Find every line in the records below that holds the word "Idoneità" and copy it.

Website and app data records:
***

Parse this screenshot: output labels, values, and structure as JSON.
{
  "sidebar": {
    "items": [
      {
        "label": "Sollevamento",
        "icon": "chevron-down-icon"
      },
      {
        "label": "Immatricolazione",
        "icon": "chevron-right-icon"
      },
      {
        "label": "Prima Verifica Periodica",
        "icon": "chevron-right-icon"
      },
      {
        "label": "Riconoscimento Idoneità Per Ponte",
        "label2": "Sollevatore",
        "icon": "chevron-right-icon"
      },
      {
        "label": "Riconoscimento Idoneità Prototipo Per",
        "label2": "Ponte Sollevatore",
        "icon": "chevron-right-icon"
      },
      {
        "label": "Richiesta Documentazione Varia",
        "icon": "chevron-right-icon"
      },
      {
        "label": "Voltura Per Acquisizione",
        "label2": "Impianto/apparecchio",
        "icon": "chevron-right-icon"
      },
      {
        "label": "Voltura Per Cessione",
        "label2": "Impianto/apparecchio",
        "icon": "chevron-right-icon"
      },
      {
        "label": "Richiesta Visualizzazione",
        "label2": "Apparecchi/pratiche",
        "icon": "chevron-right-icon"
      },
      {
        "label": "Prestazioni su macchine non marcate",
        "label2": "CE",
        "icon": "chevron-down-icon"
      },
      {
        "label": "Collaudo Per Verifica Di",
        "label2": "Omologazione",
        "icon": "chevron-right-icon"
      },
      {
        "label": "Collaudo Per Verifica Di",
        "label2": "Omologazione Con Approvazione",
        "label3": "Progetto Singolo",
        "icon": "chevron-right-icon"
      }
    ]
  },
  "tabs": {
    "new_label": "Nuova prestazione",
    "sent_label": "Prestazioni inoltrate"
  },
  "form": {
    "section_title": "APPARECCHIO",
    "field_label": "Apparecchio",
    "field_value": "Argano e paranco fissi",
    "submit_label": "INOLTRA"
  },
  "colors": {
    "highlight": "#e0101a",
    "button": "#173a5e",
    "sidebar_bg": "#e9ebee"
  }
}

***

▶ [Answer to the exercise]
        "label": "Riconoscimento Idoneità Per Ponte",
        "label": "Riconoscimento Idoneità Prototipo Per",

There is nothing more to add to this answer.